Crossing Corsica’s interior has never been easy, and only in the 19th century was an actual road built to connect Bastia in the northeast to Ajaccio in the southwest. Before that, it was only possible to travel on horseback, by mule or on foot. Rarely did the twain of east and west meet and still today there are islanders who live en deçà des monts (literally “on this side of the mountains”, signifying the east) that have never been au delà des monts (“on the other side of the mountains”, or the west), and vice versa. Four roads now traverse the interior of Corsica, offering spectacular scenery and a great driving experience. They are not for people in a hurry, however, and the most direct route (150km) between the two aforementioned cities takes nearly three hours.
Sparsely populated mountain villages speckle the interior but there are also vast uninhabited spaces where chestnut and pine forests proliferate (approximately 20% of Corsica’s territory is forested) and spectacular granite peaks carve out jagged silhouettes in the sky. Rivers, lakes, waterfalls run riot, especially in the winter and spring, providing a life force for numerous species of flora and fauna.
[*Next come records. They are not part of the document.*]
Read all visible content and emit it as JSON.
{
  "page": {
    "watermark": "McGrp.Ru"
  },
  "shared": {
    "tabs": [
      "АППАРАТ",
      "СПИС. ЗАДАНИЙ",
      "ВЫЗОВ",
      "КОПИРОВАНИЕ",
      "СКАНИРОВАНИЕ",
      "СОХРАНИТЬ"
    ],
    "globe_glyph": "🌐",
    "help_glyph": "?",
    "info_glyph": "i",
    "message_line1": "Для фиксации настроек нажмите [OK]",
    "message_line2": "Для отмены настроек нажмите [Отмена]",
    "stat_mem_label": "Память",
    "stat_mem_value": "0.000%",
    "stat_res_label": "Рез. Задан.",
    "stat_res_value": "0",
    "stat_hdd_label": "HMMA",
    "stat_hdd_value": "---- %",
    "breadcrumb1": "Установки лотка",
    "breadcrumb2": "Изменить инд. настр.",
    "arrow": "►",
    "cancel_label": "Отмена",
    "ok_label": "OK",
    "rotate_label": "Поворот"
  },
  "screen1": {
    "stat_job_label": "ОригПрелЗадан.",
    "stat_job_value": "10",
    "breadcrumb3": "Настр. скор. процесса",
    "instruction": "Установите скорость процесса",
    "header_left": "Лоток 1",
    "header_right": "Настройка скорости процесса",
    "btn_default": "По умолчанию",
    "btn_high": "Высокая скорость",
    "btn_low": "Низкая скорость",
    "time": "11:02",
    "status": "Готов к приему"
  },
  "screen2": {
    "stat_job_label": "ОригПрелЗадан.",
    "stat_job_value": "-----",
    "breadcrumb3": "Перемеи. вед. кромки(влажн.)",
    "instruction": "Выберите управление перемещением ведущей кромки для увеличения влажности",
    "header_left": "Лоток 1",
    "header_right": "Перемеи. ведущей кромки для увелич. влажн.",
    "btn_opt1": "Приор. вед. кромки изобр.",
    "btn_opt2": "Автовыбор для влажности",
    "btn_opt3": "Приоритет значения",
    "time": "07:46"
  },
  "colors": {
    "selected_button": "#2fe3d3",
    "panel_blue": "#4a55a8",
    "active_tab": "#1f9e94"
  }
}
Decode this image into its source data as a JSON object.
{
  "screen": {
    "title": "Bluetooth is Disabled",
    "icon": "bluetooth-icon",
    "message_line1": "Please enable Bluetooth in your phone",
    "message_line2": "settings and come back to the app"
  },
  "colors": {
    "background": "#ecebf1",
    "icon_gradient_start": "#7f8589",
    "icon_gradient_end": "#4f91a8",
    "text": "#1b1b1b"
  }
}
Corsica’s interior is a paradise for nature lovers and sports enthusiasts. For walkers, there is a seemingly unlimited choice of trails, including the famous 180km-long GR20, a tough 15-day hike that wends its way from Calenzana (near Calvi in the northwest) to Conca (just outside Porto Vecchio in the southeast). White water rafting, mountain biking, horseback trekking and wild water swimming are also practiced widely from spring to autumn, while in February and March, skiers take to the slopes of Esa, Ghisoni, Evisa and other centres. A celebration of the sporting bounty offered by Corsica’s mountains – Festimonti - takes place each September in Bocognano. Visitors can take part in guided treks on foot, mountain bike or horseback, or try their hand at mountaineering, canyoning and hang-gliding.
Since time immemorial, the inhabitants of Corsica have headed for the hills to escape danger or to establish new communities. Traces of long-forgotten settlements pepper the interior, and there are numerous archaeological remains to be seen, some of which date back as far as the Neolithic age. Many have no official status or signage, however, so don’t be surprised if you happen on a completely undocumented dolmen during a walk in the middle of nowhere.
Corsica’s hinterland has long been its gastronomic heartland, and many of the island’s most defining food products – including cheese, cured meats, chestnut flour and wine – hail from the interior, as do many of the island's most popular recipes. These traditions are celebrated each year in a series of mountain village festivals, including A Fiera Di U Casgiu (a cheese festival in Venaco at the end of April) and the Foire Du Pratu (a celebration of Corsican recipes, specialities and local produce in Quercitello in August).
Mediterranean islands, even the largest and most diverse ones like Corsica, are often pigeon-holed as beach destinations. Promotional material and websites focus primarily on idyllic white beaches and transparent azure waters, and perhaps this is understandable. But like its neighbours, Sardinia and Sicily, Corsica is so much than just beaches and sea. Its ancient soul, its timeless identity and its beating heart is to be found in the interior. If you wish understand Corsica, you'll have to head inland.